I need each line of the entries below that includes the string "color".

────────────────

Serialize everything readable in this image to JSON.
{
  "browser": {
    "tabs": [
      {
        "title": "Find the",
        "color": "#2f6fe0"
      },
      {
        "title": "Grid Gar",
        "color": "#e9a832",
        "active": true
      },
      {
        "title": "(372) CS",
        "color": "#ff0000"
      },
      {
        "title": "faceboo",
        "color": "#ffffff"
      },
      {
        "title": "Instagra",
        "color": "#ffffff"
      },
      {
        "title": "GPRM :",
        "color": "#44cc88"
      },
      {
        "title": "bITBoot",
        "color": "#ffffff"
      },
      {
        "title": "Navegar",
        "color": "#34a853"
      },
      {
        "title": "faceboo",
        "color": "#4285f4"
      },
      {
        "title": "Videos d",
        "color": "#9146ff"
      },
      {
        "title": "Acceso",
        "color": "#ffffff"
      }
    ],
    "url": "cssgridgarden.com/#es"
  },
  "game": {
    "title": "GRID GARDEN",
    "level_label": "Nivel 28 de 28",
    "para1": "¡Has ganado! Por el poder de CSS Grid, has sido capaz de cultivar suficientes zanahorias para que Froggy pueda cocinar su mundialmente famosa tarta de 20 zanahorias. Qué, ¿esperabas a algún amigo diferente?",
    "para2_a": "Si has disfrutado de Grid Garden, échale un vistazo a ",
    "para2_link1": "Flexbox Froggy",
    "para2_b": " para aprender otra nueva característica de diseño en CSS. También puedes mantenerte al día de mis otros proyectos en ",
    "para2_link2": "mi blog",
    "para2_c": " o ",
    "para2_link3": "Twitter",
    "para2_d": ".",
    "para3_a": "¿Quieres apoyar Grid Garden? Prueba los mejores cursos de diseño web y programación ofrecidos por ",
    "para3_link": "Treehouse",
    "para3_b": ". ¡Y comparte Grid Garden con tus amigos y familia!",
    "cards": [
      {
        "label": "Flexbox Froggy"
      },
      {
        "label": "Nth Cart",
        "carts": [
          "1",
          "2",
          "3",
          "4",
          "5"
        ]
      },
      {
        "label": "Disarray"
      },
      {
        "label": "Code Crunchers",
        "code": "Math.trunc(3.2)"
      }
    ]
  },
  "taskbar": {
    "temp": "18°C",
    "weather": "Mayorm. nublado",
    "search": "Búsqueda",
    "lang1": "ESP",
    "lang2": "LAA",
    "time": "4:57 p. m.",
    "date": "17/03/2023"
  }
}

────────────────

◆ **Expected output**
        "color": "#2f6fe0"
        "color": "#e9a832",
        "color": "#ff0000"
        "color": "#ffffff"
        "color": "#ffffff"
        "color": "#44cc88"
        "color": "#ffffff"
        "color": "#34a853"
        "color": "#4285f4"
        "color": "#9146ff"
        "color": "#ffffff"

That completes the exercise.